“I am very grateful for all the hard work our team put into this latest release that enhances speed and accuracy and provides compelling new ways to use our software,” said Vytautas Pranckenas, SentiVeillance product lead for Neurotechnology. “There has never been a more important time for reliable recognition solutions that can adapt to new conditions, such as people wearing masks.”
The new SentiVeillance mode combination (face and VH) allows tracking of the subject even when the face is no longer visible – functionality that is particularly useful in scenarios where tracking a person’s position is important.
BIOMETRIC FACIAL RECOGNITION
The high reliability of SentiVeillance’s biometric facial identification algorithm allows it to be used with large watch-list databases, both for identifying a person who is on a list and adding new faces from video streams to watch-lists. It tracks identified faces as they move around the camera’s field of view and continues tracking even if a person moves behind an object and re-appears. It is effective both close-in and at a distance when using high-resolution cameras. SentiVeillance can perform gender classification, evaluate a person’s age, identify facial expressions (e.g. smile, open mouth, closed eyes) and detect particular attributes, such as if the person is wearing a mask, glasses or sunglasses and whether they have a beard or mustache.
VEHICLE and HUMAN DETECTION AND MOVEMENT TRACKING (VH)
SentiVeillance detects both moving and static vehicles or people in a scene and performs object classification and tracking until the subjects disappear. In addition to pedestrian detection and vehicle classification by type, it provides identification of the specific vehicle make and model as well as its orientation. For pedestrians, SentiVeillance identifies different types of clothing and provides gender prediction. The algorithm also returns an estimation of paint color for vehicles and predominant clothing color for pedestrians, and it determines the vector in which they are moving (e.g. north, south, southwest).
AUTOMATIC LICENSE PLATE RECOGNITION (ALPR)
The new ALPR capability in SentiVeillance automatically detects and reads vehicle license plates, recording the information from both stationary and moving vehicles within the scene. The latest release is up to 2 times faster for CPU uses and up to 5 times faster when a GPU is used. Accuracy tests reach 99.1% for >200 pixel width license plates and 88.7% for license plates captured from far away (<100 pixel width).
The latter two modes (VH and ALPR) can be used together to create larger, more varied solutions. For example, when conventional ALPR is used for road tolls, automatic car washes or paid parking systems, users might try to avoid paying by altering or exchanging license plates. Stolen vehicles might also have their license plates changed. When using multiple analytics in concert, the resulting solution could match and verify plate numbers with other characteristics of the vehicle, such as type and color, through queries of previously stored values or vehicle registration databases.
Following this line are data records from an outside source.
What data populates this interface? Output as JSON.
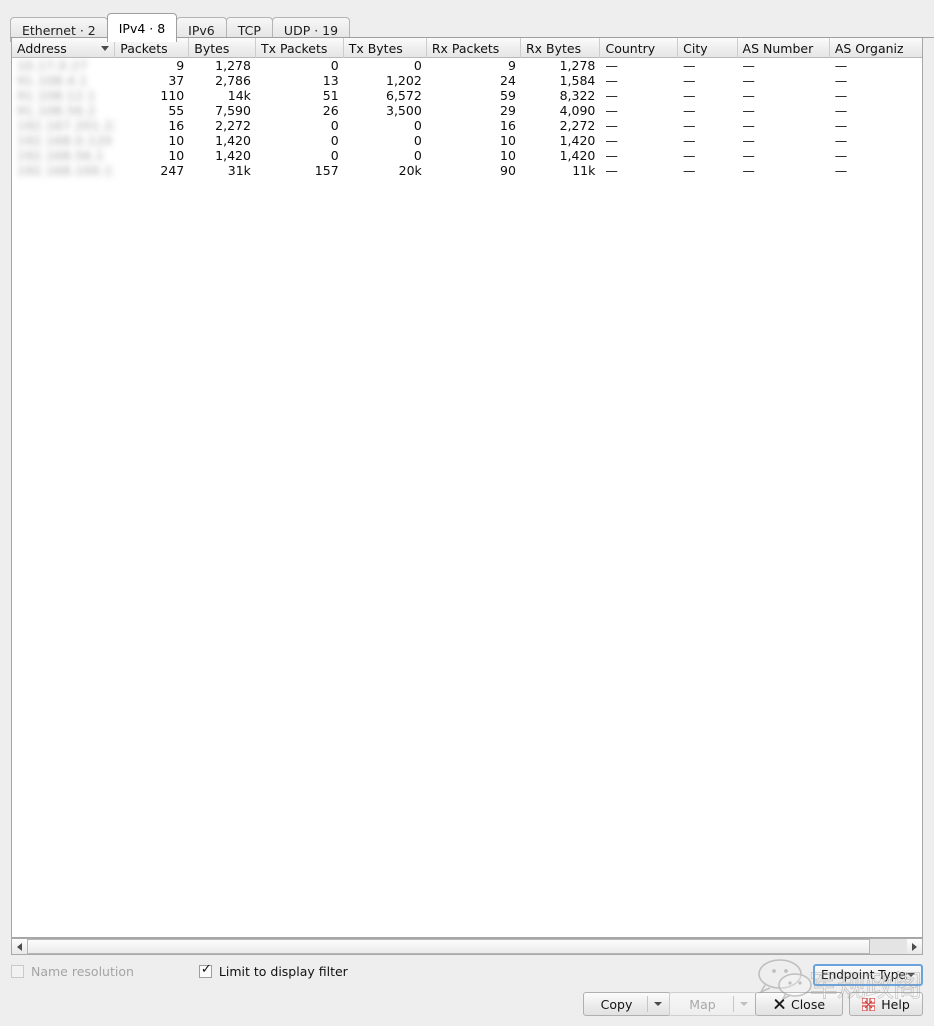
{
  "tabs": [
    {
      "label": "Ethernet · 2",
      "active": false
    },
    {
      "label": "IPv4 · 8",
      "active": true
    },
    {
      "label": "IPv6",
      "active": false
    },
    {
      "label": "TCP",
      "active": false
    },
    {
      "label": "UDP · 19",
      "active": false
    }
  ],
  "table": {
    "columns": [
      {
        "key": "address",
        "label": "Address",
        "align": "left",
        "sorted": "desc"
      },
      {
        "key": "packets",
        "label": "Packets",
        "align": "right"
      },
      {
        "key": "bytes",
        "label": "Bytes",
        "align": "right"
      },
      {
        "key": "tx_packets",
        "label": "Tx Packets",
        "align": "right"
      },
      {
        "key": "tx_bytes",
        "label": "Tx Bytes",
        "align": "right"
      },
      {
        "key": "rx_packets",
        "label": "Rx Packets",
        "align": "right"
      },
      {
        "key": "rx_bytes",
        "label": "Rx Bytes",
        "align": "right"
      },
      {
        "key": "country",
        "label": "Country",
        "align": "left"
      },
      {
        "key": "city",
        "label": "City",
        "align": "left"
      },
      {
        "key": "as_number",
        "label": "AS Number",
        "align": "left"
      },
      {
        "key": "as_org",
        "label": "AS Organiz",
        "align": "left"
      }
    ],
    "rows": [
      {
        "address": "10.17.0.27",
        "packets": "9",
        "bytes": "1,278",
        "tx_packets": "0",
        "tx_bytes": "0",
        "rx_packets": "9",
        "rx_bytes": "1,278",
        "country": "—",
        "city": "—",
        "as_number": "—",
        "as_org": "—"
      },
      {
        "address": "91.108.4.1",
        "packets": "37",
        "bytes": "2,786",
        "tx_packets": "13",
        "tx_bytes": "1,202",
        "rx_packets": "24",
        "rx_bytes": "1,584",
        "country": "—",
        "city": "—",
        "as_number": "—",
        "as_org": "—"
      },
      {
        "address": "91.108.12.1",
        "packets": "110",
        "bytes": "14k",
        "tx_packets": "51",
        "tx_bytes": "6,572",
        "rx_packets": "59",
        "rx_bytes": "8,322",
        "country": "—",
        "city": "—",
        "as_number": "—",
        "as_org": "—"
      },
      {
        "address": "91.108.56.2",
        "packets": "55",
        "bytes": "7,590",
        "tx_packets": "26",
        "tx_bytes": "3,500",
        "rx_packets": "29",
        "rx_bytes": "4,090",
        "country": "—",
        "city": "—",
        "as_number": "—",
        "as_org": "—"
      },
      {
        "address": "192.167.201.227",
        "packets": "16",
        "bytes": "2,272",
        "tx_packets": "0",
        "tx_bytes": "0",
        "rx_packets": "16",
        "rx_bytes": "2,272",
        "country": "—",
        "city": "—",
        "as_number": "—",
        "as_org": "—"
      },
      {
        "address": "192.168.0.120",
        "packets": "10",
        "bytes": "1,420",
        "tx_packets": "0",
        "tx_bytes": "0",
        "rx_packets": "10",
        "rx_bytes": "1,420",
        "country": "—",
        "city": "—",
        "as_number": "—",
        "as_org": "—"
      },
      {
        "address": "192.168.56.1",
        "packets": "10",
        "bytes": "1,420",
        "tx_packets": "0",
        "tx_bytes": "0",
        "rx_packets": "10",
        "rx_bytes": "1,420",
        "country": "—",
        "city": "—",
        "as_number": "—",
        "as_org": "—"
      },
      {
        "address": "192.168.100.11",
        "packets": "247",
        "bytes": "31k",
        "tx_packets": "157",
        "tx_bytes": "20k",
        "rx_packets": "90",
        "rx_bytes": "11k",
        "country": "—",
        "city": "—",
        "as_number": "—",
        "as_org": "—"
      }
    ]
  },
  "options": {
    "name_resolution": {
      "label": "Name resolution",
      "checked": false,
      "enabled": false
    },
    "limit_to_display_filter": {
      "label": "Limit to display filter",
      "checked": true,
      "enabled": true
    }
  },
  "endpoint_types": {
    "label": "Endpoint Types"
  },
  "buttons": {
    "copy": {
      "label": "Copy",
      "enabled": true,
      "has_menu": true
    },
    "map": {
      "label": "Map",
      "enabled": false,
      "has_menu": true
    },
    "close": {
      "label": "Close",
      "enabled": true,
      "icon": "close-x-icon"
    },
    "help": {
      "label": "Help",
      "enabled": true,
      "icon": "help-icon"
    }
  },
  "watermark": {
    "text": "军规政阁",
    "logo": "wechat-icon"
  },
  "colors": {
    "window_bg": "#efeeee",
    "table_bg": "#ffffff",
    "active_tab_bg": "#ffffff",
    "focus_border": "#6ba3dd",
    "help_icon": "#d43b3b"
  }
}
The new SentiVeillance is designed to run on multi-core processors for fast performance and can process video data from multiple cameras simultaneously using a common PC (current generation i7 CPU with 8 or more cores) and can utilize multiple graphics processing units (GPUs) to achieve even better performance. It can be used with large surveillance systems, incorporating many cameras and data-processing nodes. Developers have many and varied options in the creation of scalable, cost-effective solutions for their customers.
THERMAL FACES SAMPLE
The new SentiVeillance SDK package contains a precompiled sample with source codes and device integration for the Mobotix m16 camera with thermal sensor. It shows functionality for face tracking, mask estimation and temperature readings, and it allows the setting of temperature thresholds or estimating deviations from averages. The sample is created to help with automatic entrance control.
Neurotechnology is a developer of high-precision algorithms and software based on deep neural networks and other AI-related technologies. The company was launched in 1990 in Vilnius, Lithuania, with the key idea of using neural networks for various applications, such as biometric person identification, computer vision, robotics and artificial intelligence. Since the first release of its fingerprint identification system in 1991, the company has delivered more than 200 products and version upgrades. More than 3,000 system integrators, security companies and hardware providers in more than 140 countries integrate Neurotechnology’s algorithms into their products. The company’s algorithms have achieved top results in independent technology evaluations, including NIST MINEX, PFT, FRVT, IREX and FVC-onGoing.
Jennifer Allen Newton
Bluehouse Consulting Group, Inc.
jennifer (at) bluehousecg (dot) com